Avoiding Whiplash In Car Accidents
By Jason Mizrahi - Owner of Worldwide Auto Leasing
Getting hit from the rear of your vehicle can cause your head to jerk back and forth like a bobble-head doll, leaving you stuck with more than just a damaged vehicle. Even minor accidents can leave you with whiplash, a condition affecting the ligaments and muscles of the neck and shoulders, typically caused by rear-end collisions. Whiplash can cause lasting distress and discomfort, but a properly configured head restraint system can reduce or even prevent such an injury.
So what exactly are head restraints? They are what most people think of as headrests, but that's not their primary function. Head restraints are designed to restrict head movement during a rear-impact collision and reduce the chance of neck and shoulder injury. They're an important (though often overlooked) safety feature that all vehicles are equipped with today.
Most vehicles contain manually adjustable head restraints. Head restraints are most effective when they are close to your head, restraints are also required to sit no farther than 2 inches from the back of an occupant's head, in other words to be effective, the top of the restraint should lie somewhere between the top of your ears and the top of your head. If your head restraint moves with horizontal adjustment, it should be placed so that it's as close to your head as possible, without pushing your head forward or causing the height of the restraint to drop. The position of your seat back is also important — less is better when it comes to reclining. A more upright seat back means that the head restraint will likely be in a safer position — one that's closer to your head.
So the next time you get into your car, give some thought to the head restraints perched atop those seat backs.
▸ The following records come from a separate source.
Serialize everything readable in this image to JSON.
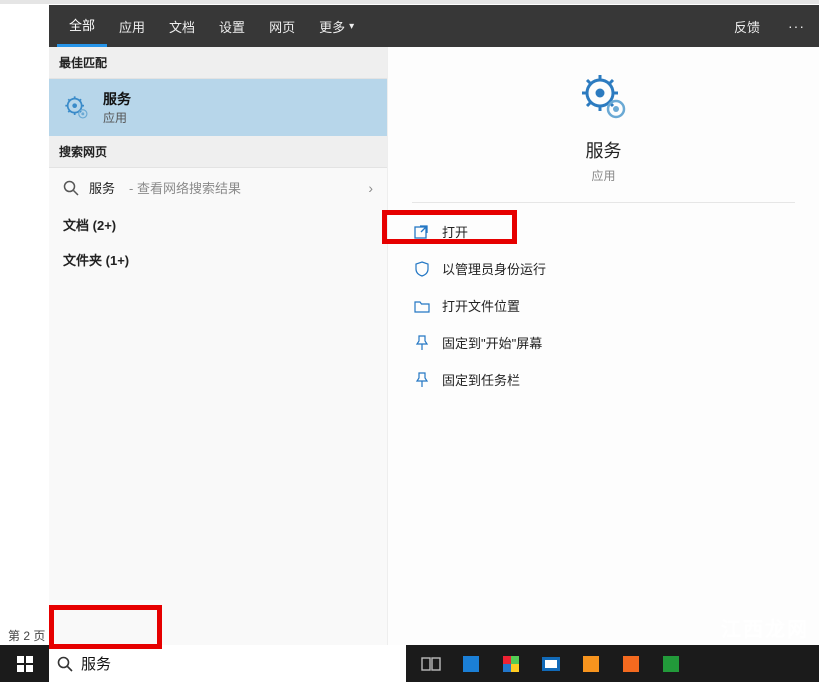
{
  "page_label": "第 2 页",
  "tabs": {
    "items": [
      {
        "label": "全部",
        "active": true
      },
      {
        "label": "应用",
        "active": false
      },
      {
        "label": "文档",
        "active": false
      },
      {
        "label": "设置",
        "active": false
      },
      {
        "label": "网页",
        "active": false
      }
    ],
    "more": "更多",
    "feedback": "反馈"
  },
  "left": {
    "best_match_header": "最佳匹配",
    "best_match": {
      "title": "服务",
      "subtitle": "应用"
    },
    "search_web_header": "搜索网页",
    "web_item": {
      "query": "服务",
      "hint": "- 查看网络搜索结果"
    },
    "docs": {
      "label": "文档",
      "count": "(2+)"
    },
    "folders": {
      "label": "文件夹",
      "count": "(1+)"
    }
  },
  "detail": {
    "title": "服务",
    "subtitle": "应用",
    "actions": [
      {
        "label": "打开",
        "icon": "open"
      },
      {
        "label": "以管理员身份运行",
        "icon": "admin"
      },
      {
        "label": "打开文件位置",
        "icon": "folder"
      },
      {
        "label": "固定到\"开始\"屏幕",
        "icon": "pin-start"
      },
      {
        "label": "固定到任务栏",
        "icon": "pin-taskbar"
      }
    ]
  },
  "taskbar": {
    "search_value": "服务"
  },
  "watermark": "江西龙网"
}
They could very well wind up saving your neck someday!.
Feel Free to contact Worldwide Auto Leasing at 732.534.4430 or at info@WorldwideAutoLeasing.com with any of your car safety questions or for a free quote on a new vehicle.